EXERCISE GOAL
Only an exact repetition of every entry counts as the answer.

====== INFORMATION GIVEN ======

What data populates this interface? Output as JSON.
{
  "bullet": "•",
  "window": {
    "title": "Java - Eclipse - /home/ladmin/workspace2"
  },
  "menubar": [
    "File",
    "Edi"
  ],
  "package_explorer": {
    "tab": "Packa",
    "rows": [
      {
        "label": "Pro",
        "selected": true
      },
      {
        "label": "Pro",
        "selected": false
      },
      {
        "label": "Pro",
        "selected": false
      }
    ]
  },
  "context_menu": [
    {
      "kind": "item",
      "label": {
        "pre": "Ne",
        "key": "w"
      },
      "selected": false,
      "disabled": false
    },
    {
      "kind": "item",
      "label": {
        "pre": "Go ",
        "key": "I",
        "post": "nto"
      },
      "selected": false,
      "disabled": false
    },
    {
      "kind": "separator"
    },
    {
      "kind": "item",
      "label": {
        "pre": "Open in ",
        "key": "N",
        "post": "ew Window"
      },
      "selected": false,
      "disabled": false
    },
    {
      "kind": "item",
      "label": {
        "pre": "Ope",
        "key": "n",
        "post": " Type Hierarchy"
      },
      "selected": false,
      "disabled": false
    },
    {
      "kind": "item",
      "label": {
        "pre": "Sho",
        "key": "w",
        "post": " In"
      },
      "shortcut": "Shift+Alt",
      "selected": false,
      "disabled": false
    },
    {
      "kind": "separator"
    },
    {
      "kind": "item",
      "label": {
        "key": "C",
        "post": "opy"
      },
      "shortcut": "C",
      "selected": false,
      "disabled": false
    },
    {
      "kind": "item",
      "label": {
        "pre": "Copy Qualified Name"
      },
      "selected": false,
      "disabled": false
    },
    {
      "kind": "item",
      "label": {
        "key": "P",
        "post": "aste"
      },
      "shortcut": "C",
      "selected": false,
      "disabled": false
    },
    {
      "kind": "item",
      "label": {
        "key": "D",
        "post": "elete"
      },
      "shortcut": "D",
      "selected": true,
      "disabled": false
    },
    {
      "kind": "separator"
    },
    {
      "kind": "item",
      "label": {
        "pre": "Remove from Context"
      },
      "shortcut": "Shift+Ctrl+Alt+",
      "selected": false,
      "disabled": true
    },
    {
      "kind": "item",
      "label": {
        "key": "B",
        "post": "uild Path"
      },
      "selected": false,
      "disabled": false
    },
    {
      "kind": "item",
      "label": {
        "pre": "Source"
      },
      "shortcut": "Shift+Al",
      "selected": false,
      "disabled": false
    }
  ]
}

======

FINISHED TASK
What data populates this interface? Output as JSON.
{
  "bullet": "•",
  "window": {
    "title": "Java - Eclipse - /home/ladmin/workspace2"
  },
  "menubar": [
    "File",
    "Edi"
  ],
  "package_explorer": {
    "tab": "Packa",
    "rows": [
      {
        "label": "Pro",
        "selected": true
      },
      {
        "label": "Pro",
        "selected": false
      },
      {
        "label": "Pro",
        "selected": false
      }
    ]
  },
  "context_menu": [
    {
      "kind": "item",
      "label": {
        "pre": "Ne",
        "key": "w"
      },
      "selected": false,
      "disabled": false
    },
    {
      "kind": "item",
      "label": {
        "pre": "Go ",
        "key": "I",
        "post": "nto"
      },
      "selected": false,
      "disabled": false
    },
    {
      "kind": "separator"
    },
    {
      "kind": "item",
      "label": {
        "pre": "Open in ",
        "key": "N",
        "post": "ew Window"
      },
      "selected": false,
      "disabled": false
    },
    {
      "kind": "item",
      "label": {
        "pre": "Ope",
        "key": "n",
        "post": " Type Hierarchy"
      },
      "selected": false,
      "disabled": false
    },
    {
      "kind": "item",
      "label": {
        "pre": "Sho",
        "key": "w",
        "post": " In"
      },
      "shortcut": "Shift+Alt",
      "selected": false,
      "disabled": false
    },
    {
      "kind": "separator"
    },
    {
      "kind": "item",
      "label": {
        "key": "C",
        "post": "opy"
      },
      "shortcut": "C",
      "selected": false,
      "disabled": false
    },
    {
      "kind": "item",
      "label": {
        "pre": "Copy Qualified Name"
      },
      "selected": false,
      "disabled": false
    },
    {
      "kind": "item",
      "label": {
        "key": "P",
        "post": "aste"
      },
      "shortcut": "C",
      "selected": false,
      "disabled": false
    },
    {
      "kind": "item",
      "label": {
        "key": "D",
        "post": "elete"
      },
      "shortcut": "D",
      "selected": true,
      "disabled": false
    },
    {
      "kind": "separator"
    },
    {
      "kind": "item",
      "label": {
        "pre": "Remove from Context"
      },
      "shortcut": "Shift+Ctrl+Alt+",
      "selected": false,
      "disabled": true
    },
    {
      "kind": "item",
      "label": {
        "key": "B",
        "post": "uild Path"
      },
      "selected": false,
      "disabled": false
    },
    {
      "kind": "item",
      "label": {
        "pre": "Source"
      },
      "shortcut": "Shift+Al",
      "selected": false,
      "disabled": false
    }
  ]
}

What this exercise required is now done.